Environmentalists threaten to sue Montana over new wolf laws
HELENA, Mont. (AP) — A coalition of environmental advocacy groups threatened Wednesday to sue the state of Montana if it implements new laws passed earlier this year permitting the snaring of wolves and expanding trapping seasons, which they say could pose a threat to the state’s grizzly bear and lynx populations.
Grizzly bears and Canada lynx, both federally protected under the Endangered Species Act, could be injured or killed by snares and other traps set for wolves, according to Earthjustice, an environmental advocacy group, which sent a notice of intent to sue on behalf of several organizations, including the Center for Biological Diversity, Friends of the Clearwater, Humane Society of the United States, International Wildlife Coexistence Network, Sierra Club, Western Watersheds Project, Wilderness Watch and Wolves of the Rockies.
The group said it would file a lawsuit against the state in 60 days if the state failed to put in place rules that would protect the grizzly and lynx populations.
“Montana’s expansion of strangulation snares and other traps is an appalling attack on the wolf population, but many other imperiled animals will also die,” Andrea Zaccardi, an attorney at the Center for Biological Diversity, said in a statement, calling the new laws unscientific.
The threat of legal action comes as hunting policies in some states this year took an aggressive turn, as Republican lawmakers and conservative hunting groups pushed to curb wolf numbers.
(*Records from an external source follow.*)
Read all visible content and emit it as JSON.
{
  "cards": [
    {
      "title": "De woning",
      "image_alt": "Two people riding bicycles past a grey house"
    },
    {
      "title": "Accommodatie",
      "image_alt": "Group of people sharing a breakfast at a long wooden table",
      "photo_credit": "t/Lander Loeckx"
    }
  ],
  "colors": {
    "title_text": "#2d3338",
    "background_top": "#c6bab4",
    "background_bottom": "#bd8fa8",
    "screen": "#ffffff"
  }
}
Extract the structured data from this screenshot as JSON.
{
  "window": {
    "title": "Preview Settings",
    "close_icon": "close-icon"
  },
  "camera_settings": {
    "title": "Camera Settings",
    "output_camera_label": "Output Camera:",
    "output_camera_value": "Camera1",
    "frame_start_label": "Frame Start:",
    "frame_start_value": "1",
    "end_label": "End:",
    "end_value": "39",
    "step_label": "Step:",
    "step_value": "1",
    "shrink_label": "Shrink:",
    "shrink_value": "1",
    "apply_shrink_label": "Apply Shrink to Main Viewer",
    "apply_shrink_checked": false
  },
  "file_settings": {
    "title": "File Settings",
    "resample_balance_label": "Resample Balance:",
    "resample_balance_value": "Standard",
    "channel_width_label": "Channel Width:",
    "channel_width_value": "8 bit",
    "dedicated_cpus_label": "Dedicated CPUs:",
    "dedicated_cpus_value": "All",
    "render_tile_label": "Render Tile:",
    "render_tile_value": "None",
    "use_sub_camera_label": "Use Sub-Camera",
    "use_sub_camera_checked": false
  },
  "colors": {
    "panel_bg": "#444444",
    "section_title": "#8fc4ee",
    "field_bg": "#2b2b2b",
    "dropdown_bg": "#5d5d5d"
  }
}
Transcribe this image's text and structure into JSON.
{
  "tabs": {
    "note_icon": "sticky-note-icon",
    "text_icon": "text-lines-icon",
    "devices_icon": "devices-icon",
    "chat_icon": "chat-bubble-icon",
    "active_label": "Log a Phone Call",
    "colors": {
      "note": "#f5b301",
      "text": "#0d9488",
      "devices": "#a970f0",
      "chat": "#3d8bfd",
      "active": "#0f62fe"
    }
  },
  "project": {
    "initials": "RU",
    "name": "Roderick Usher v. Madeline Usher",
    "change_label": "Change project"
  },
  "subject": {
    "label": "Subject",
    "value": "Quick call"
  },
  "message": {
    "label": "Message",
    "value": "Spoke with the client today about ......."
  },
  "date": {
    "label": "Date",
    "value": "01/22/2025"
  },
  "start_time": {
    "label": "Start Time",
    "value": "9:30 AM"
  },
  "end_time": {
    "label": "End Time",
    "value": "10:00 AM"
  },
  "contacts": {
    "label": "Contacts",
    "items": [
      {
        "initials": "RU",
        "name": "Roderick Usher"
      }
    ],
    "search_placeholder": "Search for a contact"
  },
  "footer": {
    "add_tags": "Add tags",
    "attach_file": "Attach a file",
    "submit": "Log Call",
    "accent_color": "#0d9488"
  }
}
In neighboring Idaho, a new law could lead to killing 90% of the 1,500 wolves in the state.
Republican lawmakers who control the Montana Legislature overwhelmingly supported several bills earlier this year to allow the use of snares, extend the trapping season, allow night hunting, and other measures meant to significantly decrease the state’s wolf population.
Supporters of the measures said the state’s wolves threaten ranchers’ livestock and compete with hunters over elk, deer and other big game.
The Montana Fish and Wildlife Commission is set to meet Thursday to discuss new rules to implement the laws.
In a report by the state Department of Fish, Wildlife and Parks released last week, department officials acknowledged that expanding the trapping season and using snares “pose a substantial risk to non-target species, including lynx and grizzlies.”
The commission is considering rules aimed at mitigating the risk to other species, including limiting the use of snares to private property and implementing several safety precautions, such as requiring that snares be fitted with a breakaway device rated to 1,000 pounds (450 kilograms) or less.
Samuels is a corps member for the Associated Press/Report for America Statehouse News Initiative. Report for America is a nonprofit national service program that places journalists in local newsrooms to report on undercovered issues.